### What you should do
Look through the material below. Copy every line with the string "path" in it.

START Source records

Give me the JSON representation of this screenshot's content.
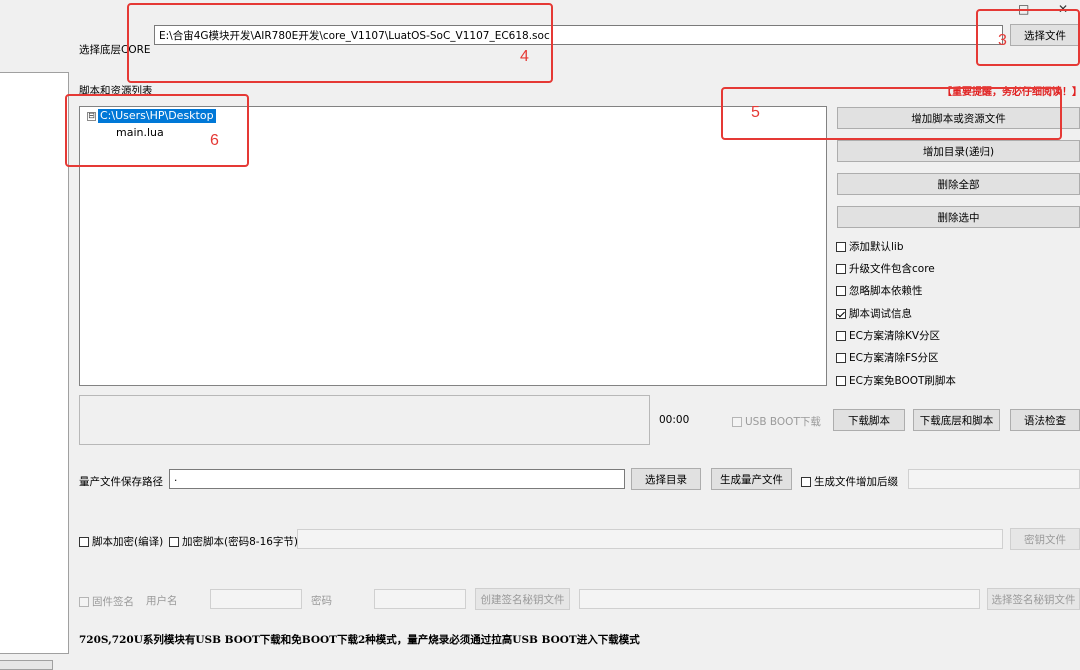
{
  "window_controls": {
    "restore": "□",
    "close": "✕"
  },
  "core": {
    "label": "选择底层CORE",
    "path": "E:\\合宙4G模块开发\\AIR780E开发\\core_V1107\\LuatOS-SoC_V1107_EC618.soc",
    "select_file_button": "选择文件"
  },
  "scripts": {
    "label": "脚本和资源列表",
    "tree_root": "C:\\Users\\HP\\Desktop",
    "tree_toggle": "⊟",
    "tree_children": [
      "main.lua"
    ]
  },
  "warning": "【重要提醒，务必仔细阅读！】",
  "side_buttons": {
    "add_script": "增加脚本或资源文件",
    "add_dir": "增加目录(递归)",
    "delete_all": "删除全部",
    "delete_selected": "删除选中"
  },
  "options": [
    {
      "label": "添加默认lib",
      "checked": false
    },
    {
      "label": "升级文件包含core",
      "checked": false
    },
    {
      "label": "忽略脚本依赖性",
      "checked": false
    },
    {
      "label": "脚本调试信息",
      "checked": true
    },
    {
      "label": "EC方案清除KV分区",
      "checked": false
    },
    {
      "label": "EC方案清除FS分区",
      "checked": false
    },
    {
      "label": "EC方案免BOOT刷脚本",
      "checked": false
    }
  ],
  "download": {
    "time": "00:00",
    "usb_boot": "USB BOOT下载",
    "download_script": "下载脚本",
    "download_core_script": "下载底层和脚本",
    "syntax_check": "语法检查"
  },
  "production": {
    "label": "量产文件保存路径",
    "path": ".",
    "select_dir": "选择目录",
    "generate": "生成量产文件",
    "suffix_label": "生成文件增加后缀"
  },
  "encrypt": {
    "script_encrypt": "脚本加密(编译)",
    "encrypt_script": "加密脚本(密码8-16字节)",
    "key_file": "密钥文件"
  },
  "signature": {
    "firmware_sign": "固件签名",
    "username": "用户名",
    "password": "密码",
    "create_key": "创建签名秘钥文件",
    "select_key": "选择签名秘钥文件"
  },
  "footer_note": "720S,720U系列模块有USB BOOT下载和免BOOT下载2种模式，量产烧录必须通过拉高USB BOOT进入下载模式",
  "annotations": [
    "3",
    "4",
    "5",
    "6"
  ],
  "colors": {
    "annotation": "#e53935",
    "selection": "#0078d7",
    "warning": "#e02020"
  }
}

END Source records
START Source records

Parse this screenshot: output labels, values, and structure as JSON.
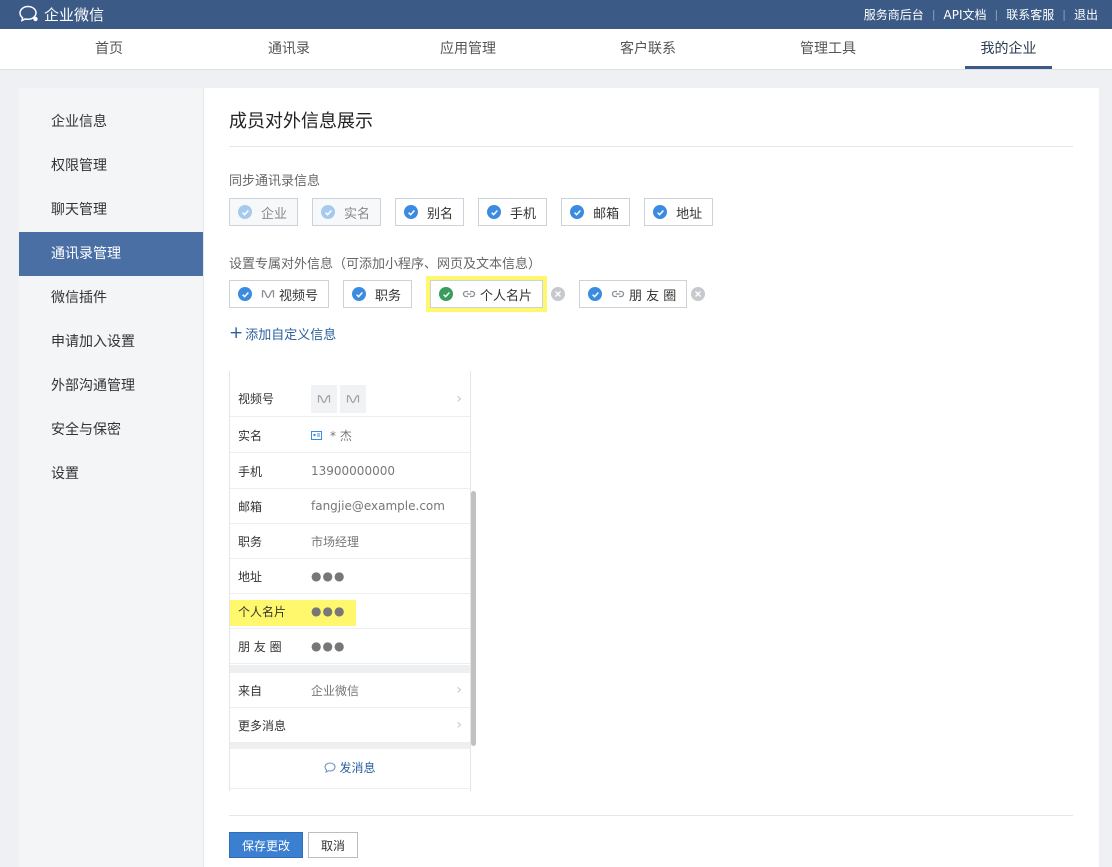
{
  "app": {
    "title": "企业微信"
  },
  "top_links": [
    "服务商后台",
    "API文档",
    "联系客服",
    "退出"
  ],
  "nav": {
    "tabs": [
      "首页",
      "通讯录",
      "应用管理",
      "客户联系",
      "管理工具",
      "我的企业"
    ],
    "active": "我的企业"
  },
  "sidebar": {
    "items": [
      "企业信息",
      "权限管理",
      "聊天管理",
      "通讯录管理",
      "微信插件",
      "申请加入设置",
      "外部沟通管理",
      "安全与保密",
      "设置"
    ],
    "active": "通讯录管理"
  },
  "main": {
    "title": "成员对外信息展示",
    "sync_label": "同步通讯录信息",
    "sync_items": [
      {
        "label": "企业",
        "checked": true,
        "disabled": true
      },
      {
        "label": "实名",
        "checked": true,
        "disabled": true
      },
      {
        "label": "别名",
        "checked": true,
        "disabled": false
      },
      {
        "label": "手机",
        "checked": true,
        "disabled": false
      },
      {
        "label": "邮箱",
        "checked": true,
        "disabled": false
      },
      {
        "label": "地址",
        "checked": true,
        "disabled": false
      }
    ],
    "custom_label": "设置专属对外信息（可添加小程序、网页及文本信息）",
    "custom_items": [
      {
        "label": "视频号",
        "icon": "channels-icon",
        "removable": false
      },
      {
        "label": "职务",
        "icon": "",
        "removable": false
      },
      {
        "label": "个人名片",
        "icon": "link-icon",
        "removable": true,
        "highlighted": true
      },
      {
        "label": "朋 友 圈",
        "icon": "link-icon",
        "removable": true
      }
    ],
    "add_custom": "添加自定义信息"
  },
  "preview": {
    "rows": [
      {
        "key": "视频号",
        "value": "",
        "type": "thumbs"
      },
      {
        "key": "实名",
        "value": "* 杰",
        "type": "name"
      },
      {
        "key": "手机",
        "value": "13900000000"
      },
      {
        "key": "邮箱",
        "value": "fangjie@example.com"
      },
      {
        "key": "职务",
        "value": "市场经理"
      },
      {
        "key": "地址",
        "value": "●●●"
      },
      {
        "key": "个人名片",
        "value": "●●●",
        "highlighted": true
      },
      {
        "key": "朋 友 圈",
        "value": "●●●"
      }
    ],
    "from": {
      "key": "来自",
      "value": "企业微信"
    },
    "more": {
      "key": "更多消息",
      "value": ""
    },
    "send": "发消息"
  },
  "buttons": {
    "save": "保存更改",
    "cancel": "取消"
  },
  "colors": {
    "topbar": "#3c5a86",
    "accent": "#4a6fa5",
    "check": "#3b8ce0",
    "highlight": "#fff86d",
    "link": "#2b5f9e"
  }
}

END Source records

### Result of this task
    "path": "E:\\合宙4G模块开发\\AIR780E开发\\core_V1107\\LuatOS-SoC_V1107_EC618.soc",
    "path": ".",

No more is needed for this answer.